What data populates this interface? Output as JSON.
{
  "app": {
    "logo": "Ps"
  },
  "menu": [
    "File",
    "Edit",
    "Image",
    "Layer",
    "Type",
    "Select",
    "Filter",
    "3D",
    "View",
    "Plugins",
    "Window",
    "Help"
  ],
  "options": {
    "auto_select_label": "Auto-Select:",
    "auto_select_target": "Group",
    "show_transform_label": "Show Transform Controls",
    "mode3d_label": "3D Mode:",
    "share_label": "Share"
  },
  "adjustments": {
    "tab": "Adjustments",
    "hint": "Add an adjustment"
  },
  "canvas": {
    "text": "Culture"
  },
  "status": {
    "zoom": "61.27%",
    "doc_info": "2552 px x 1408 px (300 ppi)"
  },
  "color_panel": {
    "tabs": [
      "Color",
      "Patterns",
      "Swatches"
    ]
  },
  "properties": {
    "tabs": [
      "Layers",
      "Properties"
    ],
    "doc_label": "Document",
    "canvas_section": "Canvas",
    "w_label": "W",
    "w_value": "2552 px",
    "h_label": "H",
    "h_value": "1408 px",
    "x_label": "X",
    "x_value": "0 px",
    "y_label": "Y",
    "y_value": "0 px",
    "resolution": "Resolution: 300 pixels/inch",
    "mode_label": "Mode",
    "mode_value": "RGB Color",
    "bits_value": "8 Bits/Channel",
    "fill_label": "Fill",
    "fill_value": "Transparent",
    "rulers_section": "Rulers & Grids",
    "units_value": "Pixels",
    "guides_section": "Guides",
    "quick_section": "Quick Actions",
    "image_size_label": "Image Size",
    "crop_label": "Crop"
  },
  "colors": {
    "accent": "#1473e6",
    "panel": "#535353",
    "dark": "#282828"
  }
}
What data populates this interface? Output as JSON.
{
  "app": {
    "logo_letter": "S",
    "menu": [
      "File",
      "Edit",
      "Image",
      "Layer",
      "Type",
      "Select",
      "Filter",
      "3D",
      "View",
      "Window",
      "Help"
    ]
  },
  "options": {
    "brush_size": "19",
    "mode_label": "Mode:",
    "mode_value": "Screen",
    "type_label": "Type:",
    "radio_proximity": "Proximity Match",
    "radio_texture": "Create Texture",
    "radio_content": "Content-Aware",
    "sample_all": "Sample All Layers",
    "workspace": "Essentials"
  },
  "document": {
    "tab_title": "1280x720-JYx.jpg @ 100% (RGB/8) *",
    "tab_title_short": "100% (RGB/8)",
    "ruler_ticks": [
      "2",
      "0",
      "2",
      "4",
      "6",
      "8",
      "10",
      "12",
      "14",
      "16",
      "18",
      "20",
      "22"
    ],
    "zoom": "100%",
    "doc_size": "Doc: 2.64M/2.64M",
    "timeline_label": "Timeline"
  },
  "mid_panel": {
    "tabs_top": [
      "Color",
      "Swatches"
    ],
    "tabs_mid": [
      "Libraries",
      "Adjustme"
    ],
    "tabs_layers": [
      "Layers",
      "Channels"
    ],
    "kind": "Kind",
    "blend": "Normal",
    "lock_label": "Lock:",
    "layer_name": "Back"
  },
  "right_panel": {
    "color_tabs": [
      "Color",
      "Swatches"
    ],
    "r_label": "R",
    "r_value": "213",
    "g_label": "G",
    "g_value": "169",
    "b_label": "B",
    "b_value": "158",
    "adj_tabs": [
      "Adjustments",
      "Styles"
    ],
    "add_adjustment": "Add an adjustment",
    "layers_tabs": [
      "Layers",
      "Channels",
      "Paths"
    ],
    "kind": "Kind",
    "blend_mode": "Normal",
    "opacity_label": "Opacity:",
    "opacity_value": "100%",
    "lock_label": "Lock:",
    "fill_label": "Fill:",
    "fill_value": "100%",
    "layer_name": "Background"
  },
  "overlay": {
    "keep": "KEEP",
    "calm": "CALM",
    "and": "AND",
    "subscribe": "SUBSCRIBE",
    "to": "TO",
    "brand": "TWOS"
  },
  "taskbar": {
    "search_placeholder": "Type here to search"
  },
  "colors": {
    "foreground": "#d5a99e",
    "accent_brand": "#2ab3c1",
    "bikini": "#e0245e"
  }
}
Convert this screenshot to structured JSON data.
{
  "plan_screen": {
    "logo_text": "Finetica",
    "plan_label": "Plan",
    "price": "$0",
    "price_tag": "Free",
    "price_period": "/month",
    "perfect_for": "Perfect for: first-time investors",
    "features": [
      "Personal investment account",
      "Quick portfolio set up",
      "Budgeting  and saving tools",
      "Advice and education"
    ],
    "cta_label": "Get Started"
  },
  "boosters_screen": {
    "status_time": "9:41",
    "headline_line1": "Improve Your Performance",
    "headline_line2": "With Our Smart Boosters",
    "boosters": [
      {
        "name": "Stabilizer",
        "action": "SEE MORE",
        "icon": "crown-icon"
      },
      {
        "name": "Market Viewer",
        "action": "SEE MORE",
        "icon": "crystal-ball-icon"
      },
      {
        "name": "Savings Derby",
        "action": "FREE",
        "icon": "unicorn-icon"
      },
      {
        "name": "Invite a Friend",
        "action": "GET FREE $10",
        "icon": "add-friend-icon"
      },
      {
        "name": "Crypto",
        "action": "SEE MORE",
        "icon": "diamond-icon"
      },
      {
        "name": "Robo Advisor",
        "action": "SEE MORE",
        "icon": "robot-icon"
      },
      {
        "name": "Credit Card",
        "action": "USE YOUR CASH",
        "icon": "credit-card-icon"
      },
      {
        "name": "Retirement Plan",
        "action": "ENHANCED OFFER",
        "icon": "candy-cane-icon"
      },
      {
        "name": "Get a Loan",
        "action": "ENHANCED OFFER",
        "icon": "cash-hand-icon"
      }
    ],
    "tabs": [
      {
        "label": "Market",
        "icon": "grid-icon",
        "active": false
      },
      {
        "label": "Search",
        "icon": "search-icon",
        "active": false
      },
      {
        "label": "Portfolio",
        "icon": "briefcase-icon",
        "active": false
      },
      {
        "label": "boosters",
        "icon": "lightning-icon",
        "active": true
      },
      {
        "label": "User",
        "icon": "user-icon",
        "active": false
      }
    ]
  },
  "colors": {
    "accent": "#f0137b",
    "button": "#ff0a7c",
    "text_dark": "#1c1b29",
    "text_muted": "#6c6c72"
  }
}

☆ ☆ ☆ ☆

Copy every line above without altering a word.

# [Written response]
What data populates this interface? Output as JSON.
{
  "app": {
    "logo": "Ps"
  },
  "menu": [
    "File",
    "Edit",
    "Image",
    "Layer",
    "Type",
    "Select",
    "Filter",
    "3D",
    "View",
    "Plugins",
    "Window",
    "Help"
  ],
  "options": {
    "auto_select_label": "Auto-Select:",
    "auto_select_target": "Group",
    "show_transform_label": "Show Transform Controls",
    "mode3d_label": "3D Mode:",
    "share_label": "Share"
  },
  "adjustments": {
    "tab": "Adjustments",
    "hint": "Add an adjustment"
  },
  "canvas": {
    "text": "Culture"
  },
  "status": {
    "zoom": "61.27%",
    "doc_info": "2552 px x 1408 px (300 ppi)"
  },
  "color_panel": {
    "tabs": [
      "Color",
      "Patterns",
      "Swatches"
    ]
  },
  "properties": {
    "tabs": [
      "Layers",
      "Properties"
    ],
    "doc_label": "Document",
    "canvas_section": "Canvas",
    "w_label": "W",
    "w_value": "2552 px",
    "h_label": "H",
    "h_value": "1408 px",
    "x_label": "X",
    "x_value": "0 px",
    "y_label": "Y",
    "y_value": "0 px",
    "resolution": "Resolution: 300 pixels/inch",
    "mode_label": "Mode",
    "mode_value": "RGB Color",
    "bits_value": "8 Bits/Channel",
    "fill_label": "Fill",
    "fill_value": "Transparent",
    "rulers_section": "Rulers & Grids",
    "units_value": "Pixels",
    "guides_section": "Guides",
    "quick_section": "Quick Actions",
    "image_size_label": "Image Size",
    "crop_label": "Crop"
  },
  "colors": {
    "accent": "#1473e6",
    "panel": "#535353",
    "dark": "#282828"
  }
}
What data populates this interface? Output as JSON.
{
  "app": {
    "logo_letter": "S",
    "menu": [
      "File",
      "Edit",
      "Image",
      "Layer",
      "Type",
      "Select",
      "Filter",
      "3D",
      "View",
      "Window",
      "Help"
    ]
  },
  "options": {
    "brush_size": "19",
    "mode_label": "Mode:",
    "mode_value": "Screen",
    "type_label": "Type:",
    "radio_proximity": "Proximity Match",
    "radio_texture": "Create Texture",
    "radio_content": "Content-Aware",
    "sample_all": "Sample All Layers",
    "workspace": "Essentials"
  },
  "document": {
    "tab_title": "1280x720-JYx.jpg @ 100% (RGB/8) *",
    "tab_title_short": "100% (RGB/8)",
    "ruler_ticks": [
      "2",
      "0",
      "2",
      "4",
      "6",
      "8",
      "10",
      "12",
      "14",
      "16",
      "18",
      "20",
      "22"
    ],
    "zoom": "100%",
    "doc_size": "Doc: 2.64M/2.64M",
    "timeline_label": "Timeline"
  },
  "mid_panel": {
    "tabs_top": [
      "Color",
      "Swatches"
    ],
    "tabs_mid": [
      "Libraries",
      "Adjustme"
    ],
    "tabs_layers": [
      "Layers",
      "Channels"
    ],
    "kind": "Kind",
    "blend": "Normal",
    "lock_label": "Lock:",
    "layer_name": "Back"
  },
  "right_panel": {
    "color_tabs": [
      "Color",
      "Swatches"
    ],
    "r_label": "R",
    "r_value": "213",
    "g_label": "G",
    "g_value": "169",
    "b_label": "B",
    "b_value": "158",
    "adj_tabs": [
      "Adjustments",
      "Styles"
    ],
    "add_adjustment": "Add an adjustment",
    "layers_tabs": [
      "Layers",
      "Channels",
      "Paths"
    ],
    "kind": "Kind",
    "blend_mode": "Normal",
    "opacity_label": "Opacity:",
    "opacity_value": "100%",
    "lock_label": "Lock:",
    "fill_label": "Fill:",
    "fill_value": "100%",
    "layer_name": "Background"
  },
  "overlay": {
    "keep": "KEEP",
    "calm": "CALM",
    "and": "AND",
    "subscribe": "SUBSCRIBE",
    "to": "TO",
    "brand": "TWOS"
  },
  "taskbar": {
    "search_placeholder": "Type here to search"
  },
  "colors": {
    "foreground": "#d5a99e",
    "accent_brand": "#2ab3c1",
    "bikini": "#e0245e"
  }
}
Convert this screenshot to structured JSON data.
{
  "plan_screen": {
    "logo_text": "Finetica",
    "plan_label": "Plan",
    "price": "$0",
    "price_tag": "Free",
    "price_period": "/month",
    "perfect_for": "Perfect for: first-time investors",
    "features": [
      "Personal investment account",
      "Quick portfolio set up",
      "Budgeting  and saving tools",
      "Advice and education"
    ],
    "cta_label": "Get Started"
  },
  "boosters_screen": {
    "status_time": "9:41",
    "headline_line1": "Improve Your Performance",
    "headline_line2": "With Our Smart Boosters",
    "boosters": [
      {
        "name": "Stabilizer",
        "action": "SEE MORE",
        "icon": "crown-icon"
      },
      {
        "name": "Market Viewer",
        "action": "SEE MORE",
        "icon": "crystal-ball-icon"
      },
      {
        "name": "Savings Derby",
        "action": "FREE",
        "icon": "unicorn-icon"
      },
      {
        "name": "Invite a Friend",
        "action": "GET FREE $10",
        "icon": "add-friend-icon"
      },
      {
        "name": "Crypto",
        "action": "SEE MORE",
        "icon": "diamond-icon"
      },
      {
        "name": "Robo Advisor",
        "action": "SEE MORE",
        "icon": "robot-icon"
      },
      {
        "name": "Credit Card",
        "action": "USE YOUR CASH",
        "icon": "credit-card-icon"
      },
      {
        "name": "Retirement Plan",
        "action": "ENHANCED OFFER",
        "icon": "candy-cane-icon"
      },
      {
        "name": "Get a Loan",
        "action": "ENHANCED OFFER",
        "icon": "cash-hand-icon"
      }
    ],
    "tabs": [
      {
        "label": "Market",
        "icon": "grid-icon",
        "active": false
      },
      {
        "label": "Search",
        "icon": "search-icon",
        "active": false
      },
      {
        "label": "Portfolio",
        "icon": "briefcase-icon",
        "active": false
      },
      {
        "label": "boosters",
        "icon": "lightning-icon",
        "active": true
      },
      {
        "label": "User",
        "icon": "user-icon",
        "active": false
      }
    ]
  },
  "colors": {
    "accent": "#f0137b",
    "button": "#ff0a7c",
    "text_dark": "#1c1b29",
    "text_muted": "#6c6c72"
  }
}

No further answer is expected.